Start of Dataset extract

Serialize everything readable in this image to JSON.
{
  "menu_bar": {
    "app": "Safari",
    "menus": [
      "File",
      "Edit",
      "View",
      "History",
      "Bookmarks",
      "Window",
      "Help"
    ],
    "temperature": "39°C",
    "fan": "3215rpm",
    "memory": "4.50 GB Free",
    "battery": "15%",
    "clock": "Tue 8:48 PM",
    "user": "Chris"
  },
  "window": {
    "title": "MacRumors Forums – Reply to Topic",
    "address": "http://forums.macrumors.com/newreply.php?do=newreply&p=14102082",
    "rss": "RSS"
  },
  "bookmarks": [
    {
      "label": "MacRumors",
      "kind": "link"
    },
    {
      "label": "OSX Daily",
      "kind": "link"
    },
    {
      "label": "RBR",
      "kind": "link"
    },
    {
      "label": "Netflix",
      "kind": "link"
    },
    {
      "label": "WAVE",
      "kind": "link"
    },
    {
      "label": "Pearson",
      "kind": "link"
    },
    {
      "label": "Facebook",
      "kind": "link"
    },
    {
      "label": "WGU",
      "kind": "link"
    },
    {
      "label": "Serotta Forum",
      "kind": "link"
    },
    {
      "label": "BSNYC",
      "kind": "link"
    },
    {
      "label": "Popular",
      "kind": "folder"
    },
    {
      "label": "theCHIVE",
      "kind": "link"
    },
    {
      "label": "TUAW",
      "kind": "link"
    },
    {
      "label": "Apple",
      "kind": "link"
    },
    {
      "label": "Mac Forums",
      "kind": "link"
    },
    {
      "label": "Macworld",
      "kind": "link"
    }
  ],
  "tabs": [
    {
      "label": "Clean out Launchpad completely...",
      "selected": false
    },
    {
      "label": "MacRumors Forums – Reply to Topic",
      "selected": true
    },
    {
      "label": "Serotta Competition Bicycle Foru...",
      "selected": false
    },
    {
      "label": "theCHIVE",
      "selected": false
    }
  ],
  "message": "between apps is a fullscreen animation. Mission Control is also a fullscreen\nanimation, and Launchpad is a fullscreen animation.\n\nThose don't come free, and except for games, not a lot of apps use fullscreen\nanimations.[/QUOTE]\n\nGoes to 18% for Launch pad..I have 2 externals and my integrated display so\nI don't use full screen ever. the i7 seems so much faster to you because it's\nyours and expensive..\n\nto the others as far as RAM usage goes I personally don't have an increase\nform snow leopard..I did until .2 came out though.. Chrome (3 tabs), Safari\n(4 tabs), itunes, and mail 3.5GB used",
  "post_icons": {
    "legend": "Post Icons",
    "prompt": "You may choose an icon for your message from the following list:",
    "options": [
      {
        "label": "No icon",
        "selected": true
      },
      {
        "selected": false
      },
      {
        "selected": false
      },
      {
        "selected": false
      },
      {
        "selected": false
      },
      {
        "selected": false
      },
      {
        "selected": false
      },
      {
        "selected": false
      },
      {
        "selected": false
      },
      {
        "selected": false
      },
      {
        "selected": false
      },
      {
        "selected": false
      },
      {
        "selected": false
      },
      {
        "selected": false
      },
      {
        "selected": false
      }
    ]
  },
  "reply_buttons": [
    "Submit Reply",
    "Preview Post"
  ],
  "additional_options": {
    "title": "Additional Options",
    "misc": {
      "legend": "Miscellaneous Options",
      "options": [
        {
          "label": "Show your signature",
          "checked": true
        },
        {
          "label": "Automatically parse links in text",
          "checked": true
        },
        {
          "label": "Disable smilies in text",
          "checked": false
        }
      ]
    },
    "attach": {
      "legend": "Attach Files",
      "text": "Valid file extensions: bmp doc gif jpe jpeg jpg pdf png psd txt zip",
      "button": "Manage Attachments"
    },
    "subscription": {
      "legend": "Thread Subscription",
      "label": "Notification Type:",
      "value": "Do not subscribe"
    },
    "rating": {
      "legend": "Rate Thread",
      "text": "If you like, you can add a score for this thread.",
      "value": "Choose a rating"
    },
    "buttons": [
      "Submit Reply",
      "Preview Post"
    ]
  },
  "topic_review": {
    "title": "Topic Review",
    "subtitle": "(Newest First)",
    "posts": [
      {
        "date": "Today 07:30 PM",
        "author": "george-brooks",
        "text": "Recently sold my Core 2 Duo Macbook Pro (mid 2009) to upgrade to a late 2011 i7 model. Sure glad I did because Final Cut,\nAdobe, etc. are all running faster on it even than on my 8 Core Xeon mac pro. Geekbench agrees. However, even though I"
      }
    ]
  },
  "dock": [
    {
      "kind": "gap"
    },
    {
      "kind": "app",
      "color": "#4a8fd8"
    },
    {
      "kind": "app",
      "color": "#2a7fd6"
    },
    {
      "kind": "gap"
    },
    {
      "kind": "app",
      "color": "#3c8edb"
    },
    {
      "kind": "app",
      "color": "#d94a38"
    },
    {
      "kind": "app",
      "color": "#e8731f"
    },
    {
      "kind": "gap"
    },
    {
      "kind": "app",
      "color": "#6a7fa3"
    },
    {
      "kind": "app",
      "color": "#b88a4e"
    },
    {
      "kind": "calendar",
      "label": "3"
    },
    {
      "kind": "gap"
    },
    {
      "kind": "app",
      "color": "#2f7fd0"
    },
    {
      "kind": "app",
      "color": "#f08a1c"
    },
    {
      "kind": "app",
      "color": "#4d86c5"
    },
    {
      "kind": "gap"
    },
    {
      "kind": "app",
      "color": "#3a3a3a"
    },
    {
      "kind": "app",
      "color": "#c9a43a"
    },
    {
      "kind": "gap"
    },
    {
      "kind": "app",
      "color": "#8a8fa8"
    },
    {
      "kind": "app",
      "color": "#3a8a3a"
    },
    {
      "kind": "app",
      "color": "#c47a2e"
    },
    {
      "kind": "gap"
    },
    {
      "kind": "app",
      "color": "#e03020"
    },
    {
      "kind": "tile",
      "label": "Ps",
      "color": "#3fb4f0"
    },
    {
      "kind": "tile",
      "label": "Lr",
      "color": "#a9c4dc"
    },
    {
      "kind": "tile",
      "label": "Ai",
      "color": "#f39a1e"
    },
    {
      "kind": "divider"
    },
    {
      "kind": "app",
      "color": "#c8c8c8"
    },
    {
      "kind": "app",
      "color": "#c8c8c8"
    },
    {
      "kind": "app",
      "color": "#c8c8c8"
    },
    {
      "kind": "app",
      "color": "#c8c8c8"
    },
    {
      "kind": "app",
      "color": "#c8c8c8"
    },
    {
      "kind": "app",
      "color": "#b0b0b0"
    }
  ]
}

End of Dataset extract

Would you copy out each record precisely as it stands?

Serialize everything readable in this image to JSON.
{
  "menu_bar": {
    "app": "Safari",
    "menus": [
      "File",
      "Edit",
      "View",
      "History",
      "Bookmarks",
      "Window",
      "Help"
    ],
    "temperature": "39°C",
    "fan": "3215rpm",
    "memory": "4.50 GB Free",
    "battery": "15%",
    "clock": "Tue 8:48 PM",
    "user": "Chris"
  },
  "window": {
    "title": "MacRumors Forums – Reply to Topic",
    "address": "http://forums.macrumors.com/newreply.php?do=newreply&p=14102082",
    "rss": "RSS"
  },
  "bookmarks": [
    {
      "label": "MacRumors",
      "kind": "link"
    },
    {
      "label": "OSX Daily",
      "kind": "link"
    },
    {
      "label": "RBR",
      "kind": "link"
    },
    {
      "label": "Netflix",
      "kind": "link"
    },
    {
      "label": "WAVE",
      "kind": "link"
    },
    {
      "label": "Pearson",
      "kind": "link"
    },
    {
      "label": "Facebook",
      "kind": "link"
    },
    {
      "label": "WGU",
      "kind": "link"
    },
    {
      "label": "Serotta Forum",
      "kind": "link"
    },
    {
      "label": "BSNYC",
      "kind": "link"
    },
    {
      "label": "Popular",
      "kind": "folder"
    },
    {
      "label": "theCHIVE",
      "kind": "link"
    },
    {
      "label": "TUAW",
      "kind": "link"
    },
    {
      "label": "Apple",
      "kind": "link"
    },
    {
      "label": "Mac Forums",
      "kind": "link"
    },
    {
      "label": "Macworld",
      "kind": "link"
    }
  ],
  "tabs": [
    {
      "label": "Clean out Launchpad completely...",
      "selected": false
    },
    {
      "label": "MacRumors Forums – Reply to Topic",
      "selected": true
    },
    {
      "label": "Serotta Competition Bicycle Foru...",
      "selected": false
    },
    {
      "label": "theCHIVE",
      "selected": false
    }
  ],
  "message": "between apps is a fullscreen animation. Mission Control is also a fullscreen\nanimation, and Launchpad is a fullscreen animation.\n\nThose don't come free, and except for games, not a lot of apps use fullscreen\nanimations.[/QUOTE]\n\nGoes to 18% for Launch pad..I have 2 externals and my integrated display so\nI don't use full screen ever. the i7 seems so much faster to you because it's\nyours and expensive..\n\nto the others as far as RAM usage goes I personally don't have an increase\nform snow leopard..I did until .2 came out though.. Chrome (3 tabs), Safari\n(4 tabs), itunes, and mail 3.5GB used",
  "post_icons": {
    "legend": "Post Icons",
    "prompt": "You may choose an icon for your message from the following list:",
    "options": [
      {
        "label": "No icon",
        "selected": true
      },
      {
        "selected": false
      },
      {
        "selected": false
      },
      {
        "selected": false
      },
      {
        "selected": false
      },
      {
        "selected": false
      },
      {
        "selected": false
      },
      {
        "selected": false
      },
      {
        "selected": false
      },
      {
        "selected": false
      },
      {
        "selected": false
      },
      {
        "selected": false
      },
      {
        "selected": false
      },
      {
        "selected": false
      },
      {
        "selected": false
      }
    ]
  },
  "reply_buttons": [
    "Submit Reply",
    "Preview Post"
  ],
  "additional_options": {
    "title": "Additional Options",
    "misc": {
      "legend": "Miscellaneous Options",
      "options": [
        {
          "label": "Show your signature",
          "checked": true
        },
        {
          "label": "Automatically parse links in text",
          "checked": true
        },
        {
          "label": "Disable smilies in text",
          "checked": false
        }
      ]
    },
    "attach": {
      "legend": "Attach Files",
      "text": "Valid file extensions: bmp doc gif jpe jpeg jpg pdf png psd txt zip",
      "button": "Manage Attachments"
    },
    "subscription": {
      "legend": "Thread Subscription",
      "label": "Notification Type:",
      "value": "Do not subscribe"
    },
    "rating": {
      "legend": "Rate Thread",
      "text": "If you like, you can add a score for this thread.",
      "value": "Choose a rating"
    },
    "buttons": [
      "Submit Reply",
      "Preview Post"
    ]
  },
  "topic_review": {
    "title": "Topic Review",
    "subtitle": "(Newest First)",
    "posts": [
      {
        "date": "Today 07:30 PM",
        "author": "george-brooks",
        "text": "Recently sold my Core 2 Duo Macbook Pro (mid 2009) to upgrade to a late 2011 i7 model. Sure glad I did because Final Cut,\nAdobe, etc. are all running faster on it even than on my 8 Core Xeon mac pro. Geekbench agrees. However, even though I"
      }
    ]
  },
  "dock": [
    {
      "kind": "gap"
    },
    {
      "kind": "app",
      "color": "#4a8fd8"
    },
    {
      "kind": "app",
      "color": "#2a7fd6"
    },
    {
      "kind": "gap"
    },
    {
      "kind": "app",
      "color": "#3c8edb"
    },
    {
      "kind": "app",
      "color": "#d94a38"
    },
    {
      "kind": "app",
      "color": "#e8731f"
    },
    {
      "kind": "gap"
    },
    {
      "kind": "app",
      "color": "#6a7fa3"
    },
    {
      "kind": "app",
      "color": "#b88a4e"
    },
    {
      "kind": "calendar",
      "label": "3"
    },
    {
      "kind": "gap"
    },
    {
      "kind": "app",
      "color": "#2f7fd0"
    },
    {
      "kind": "app",
      "color": "#f08a1c"
    },
    {
      "kind": "app",
      "color": "#4d86c5"
    },
    {
      "kind": "gap"
    },
    {
      "kind": "app",
      "color": "#3a3a3a"
    },
    {
      "kind": "app",
      "color": "#c9a43a"
    },
    {
      "kind": "gap"
    },
    {
      "kind": "app",
      "color": "#8a8fa8"
    },
    {
      "kind": "app",
      "color": "#3a8a3a"
    },
    {
      "kind": "app",
      "color": "#c47a2e"
    },
    {
      "kind": "gap"
    },
    {
      "kind": "app",
      "color": "#e03020"
    },
    {
      "kind": "tile",
      "label": "Ps",
      "color": "#3fb4f0"
    },
    {
      "kind": "tile",
      "label": "Lr",
      "color": "#a9c4dc"
    },
    {
      "kind": "tile",
      "label": "Ai",
      "color": "#f39a1e"
    },
    {
      "kind": "divider"
    },
    {
      "kind": "app",
      "color": "#c8c8c8"
    },
    {
      "kind": "app",
      "color": "#c8c8c8"
    },
    {
      "kind": "app",
      "color": "#c8c8c8"
    },
    {
      "kind": "app",
      "color": "#c8c8c8"
    },
    {
      "kind": "app",
      "color": "#c8c8c8"
    },
    {
      "kind": "app",
      "color": "#b0b0b0"
    }
  ]
}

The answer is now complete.